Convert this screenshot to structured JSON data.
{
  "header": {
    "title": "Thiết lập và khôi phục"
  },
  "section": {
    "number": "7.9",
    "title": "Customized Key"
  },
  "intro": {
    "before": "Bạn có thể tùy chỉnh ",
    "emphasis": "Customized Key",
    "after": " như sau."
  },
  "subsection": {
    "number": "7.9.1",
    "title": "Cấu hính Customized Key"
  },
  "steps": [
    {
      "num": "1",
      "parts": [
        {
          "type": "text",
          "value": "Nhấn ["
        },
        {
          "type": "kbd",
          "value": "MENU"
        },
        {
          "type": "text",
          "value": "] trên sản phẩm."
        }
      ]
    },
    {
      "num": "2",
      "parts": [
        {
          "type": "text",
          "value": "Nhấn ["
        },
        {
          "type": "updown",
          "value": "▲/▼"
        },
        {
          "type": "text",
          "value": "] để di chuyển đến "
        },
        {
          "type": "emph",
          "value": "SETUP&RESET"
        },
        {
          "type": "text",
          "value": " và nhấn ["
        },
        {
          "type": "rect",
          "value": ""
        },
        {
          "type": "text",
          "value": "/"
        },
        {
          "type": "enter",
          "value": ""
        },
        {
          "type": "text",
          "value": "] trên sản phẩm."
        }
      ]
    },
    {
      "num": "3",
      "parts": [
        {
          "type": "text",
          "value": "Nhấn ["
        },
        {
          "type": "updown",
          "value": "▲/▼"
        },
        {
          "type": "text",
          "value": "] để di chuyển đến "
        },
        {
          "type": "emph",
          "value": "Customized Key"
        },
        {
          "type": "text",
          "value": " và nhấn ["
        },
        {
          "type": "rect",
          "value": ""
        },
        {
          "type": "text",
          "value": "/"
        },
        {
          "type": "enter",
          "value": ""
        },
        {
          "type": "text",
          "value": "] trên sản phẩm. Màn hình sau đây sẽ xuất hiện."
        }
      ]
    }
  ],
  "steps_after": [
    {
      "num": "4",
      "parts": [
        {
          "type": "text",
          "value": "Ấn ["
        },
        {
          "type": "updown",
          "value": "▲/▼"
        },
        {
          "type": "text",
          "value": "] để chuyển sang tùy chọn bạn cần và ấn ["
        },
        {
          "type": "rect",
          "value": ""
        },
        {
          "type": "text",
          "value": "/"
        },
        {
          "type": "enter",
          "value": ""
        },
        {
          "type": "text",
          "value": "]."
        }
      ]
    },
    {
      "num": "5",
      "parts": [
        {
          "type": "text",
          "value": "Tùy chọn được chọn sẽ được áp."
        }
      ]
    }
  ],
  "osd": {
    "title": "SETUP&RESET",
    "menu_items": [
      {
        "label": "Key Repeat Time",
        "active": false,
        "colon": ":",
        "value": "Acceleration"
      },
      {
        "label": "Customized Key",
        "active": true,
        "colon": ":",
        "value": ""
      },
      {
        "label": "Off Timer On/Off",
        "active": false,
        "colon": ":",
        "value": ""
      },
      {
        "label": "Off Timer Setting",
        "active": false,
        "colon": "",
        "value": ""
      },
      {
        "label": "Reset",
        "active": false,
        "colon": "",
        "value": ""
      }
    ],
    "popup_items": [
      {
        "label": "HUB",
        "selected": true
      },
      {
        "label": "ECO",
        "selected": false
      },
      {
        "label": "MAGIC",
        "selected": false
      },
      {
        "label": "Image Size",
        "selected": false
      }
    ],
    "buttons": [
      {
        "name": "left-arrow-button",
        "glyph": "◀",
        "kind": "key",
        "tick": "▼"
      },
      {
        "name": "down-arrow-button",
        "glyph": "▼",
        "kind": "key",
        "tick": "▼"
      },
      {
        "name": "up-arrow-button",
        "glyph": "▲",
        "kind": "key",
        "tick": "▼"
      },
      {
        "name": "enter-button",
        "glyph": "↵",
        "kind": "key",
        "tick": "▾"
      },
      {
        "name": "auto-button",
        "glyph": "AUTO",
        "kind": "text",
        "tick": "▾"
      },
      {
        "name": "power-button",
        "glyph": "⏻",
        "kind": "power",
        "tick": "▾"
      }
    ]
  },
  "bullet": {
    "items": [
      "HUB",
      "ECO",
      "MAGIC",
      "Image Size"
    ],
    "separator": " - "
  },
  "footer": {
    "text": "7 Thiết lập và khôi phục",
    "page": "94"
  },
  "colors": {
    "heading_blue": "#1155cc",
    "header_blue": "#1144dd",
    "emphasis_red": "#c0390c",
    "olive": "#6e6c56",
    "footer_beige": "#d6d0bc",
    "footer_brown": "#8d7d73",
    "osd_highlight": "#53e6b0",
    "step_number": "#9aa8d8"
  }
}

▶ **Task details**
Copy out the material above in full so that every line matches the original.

▶ **Expected answer**
Convert this screenshot to structured JSON data.
{
  "header": {
    "title": "Thiết lập và khôi phục"
  },
  "section": {
    "number": "7.9",
    "title": "Customized Key"
  },
  "intro": {
    "before": "Bạn có thể tùy chỉnh ",
    "emphasis": "Customized Key",
    "after": " như sau."
  },
  "subsection": {
    "number": "7.9.1",
    "title": "Cấu hính Customized Key"
  },
  "steps": [
    {
      "num": "1",
      "parts": [
        {
          "type": "text",
          "value": "Nhấn ["
        },
        {
          "type": "kbd",
          "value": "MENU"
        },
        {
          "type": "text",
          "value": "] trên sản phẩm."
        }
      ]
    },
    {
      "num": "2",
      "parts": [
        {
          "type": "text",
          "value": "Nhấn ["
        },
        {
          "type": "updown",
          "value": "▲/▼"
        },
        {
          "type": "text",
          "value": "] để di chuyển đến "
        },
        {
          "type": "emph",
          "value": "SETUP&RESET"
        },
        {
          "type": "text",
          "value": " và nhấn ["
        },
        {
          "type": "rect",
          "value": ""
        },
        {
          "type": "text",
          "value": "/"
        },
        {
          "type": "enter",
          "value": ""
        },
        {
          "type": "text",
          "value": "] trên sản phẩm."
        }
      ]
    },
    {
      "num": "3",
      "parts": [
        {
          "type": "text",
          "value": "Nhấn ["
        },
        {
          "type": "updown",
          "value": "▲/▼"
        },
        {
          "type": "text",
          "value": "] để di chuyển đến "
        },
        {
          "type": "emph",
          "value": "Customized Key"
        },
        {
          "type": "text",
          "value": " và nhấn ["
        },
        {
          "type": "rect",
          "value": ""
        },
        {
          "type": "text",
          "value": "/"
        },
        {
          "type": "enter",
          "value": ""
        },
        {
          "type": "text",
          "value": "] trên sản phẩm. Màn hình sau đây sẽ xuất hiện."
        }
      ]
    }
  ],
  "steps_after": [
    {
      "num": "4",
      "parts": [
        {
          "type": "text",
          "value": "Ấn ["
        },
        {
          "type": "updown",
          "value": "▲/▼"
        },
        {
          "type": "text",
          "value": "] để chuyển sang tùy chọn bạn cần và ấn ["
        },
        {
          "type": "rect",
          "value": ""
        },
        {
          "type": "text",
          "value": "/"
        },
        {
          "type": "enter",
          "value": ""
        },
        {
          "type": "text",
          "value": "]."
        }
      ]
    },
    {
      "num": "5",
      "parts": [
        {
          "type": "text",
          "value": "Tùy chọn được chọn sẽ được áp."
        }
      ]
    }
  ],
  "osd": {
    "title": "SETUP&RESET",
    "menu_items": [
      {
        "label": "Key Repeat Time",
        "active": false,
        "colon": ":",
        "value": "Acceleration"
      },
      {
        "label": "Customized Key",
        "active": true,
        "colon": ":",
        "value": ""
      },
      {
        "label": "Off Timer On/Off",
        "active": false,
        "colon": ":",
        "value": ""
      },
      {
        "label": "Off Timer Setting",
        "active": false,
        "colon": "",
        "value": ""
      },
      {
        "label": "Reset",
        "active": false,
        "colon": "",
        "value": ""
      }
    ],
    "popup_items": [
      {
        "label": "HUB",
        "selected": true
      },
      {
        "label": "ECO",
        "selected": false
      },
      {
        "label": "MAGIC",
        "selected": false
      },
      {
        "label": "Image Size",
        "selected": false
      }
    ],
    "buttons": [
      {
        "name": "left-arrow-button",
        "glyph": "◀",
        "kind": "key",
        "tick": "▼"
      },
      {
        "name": "down-arrow-button",
        "glyph": "▼",
        "kind": "key",
        "tick": "▼"
      },
      {
        "name": "up-arrow-button",
        "glyph": "▲",
        "kind": "key",
        "tick": "▼"
      },
      {
        "name": "enter-button",
        "glyph": "↵",
        "kind": "key",
        "tick": "▾"
      },
      {
        "name": "auto-button",
        "glyph": "AUTO",
        "kind": "text",
        "tick": "▾"
      },
      {
        "name": "power-button",
        "glyph": "⏻",
        "kind": "power",
        "tick": "▾"
      }
    ]
  },
  "bullet": {
    "items": [
      "HUB",
      "ECO",
      "MAGIC",
      "Image Size"
    ],
    "separator": " - "
  },
  "footer": {
    "text": "7 Thiết lập và khôi phục",
    "page": "94"
  },
  "colors": {
    "heading_blue": "#1155cc",
    "header_blue": "#1144dd",
    "emphasis_red": "#c0390c",
    "olive": "#6e6c56",
    "footer_beige": "#d6d0bc",
    "footer_brown": "#8d7d73",
    "osd_highlight": "#53e6b0",
    "step_number": "#9aa8d8"
  }
}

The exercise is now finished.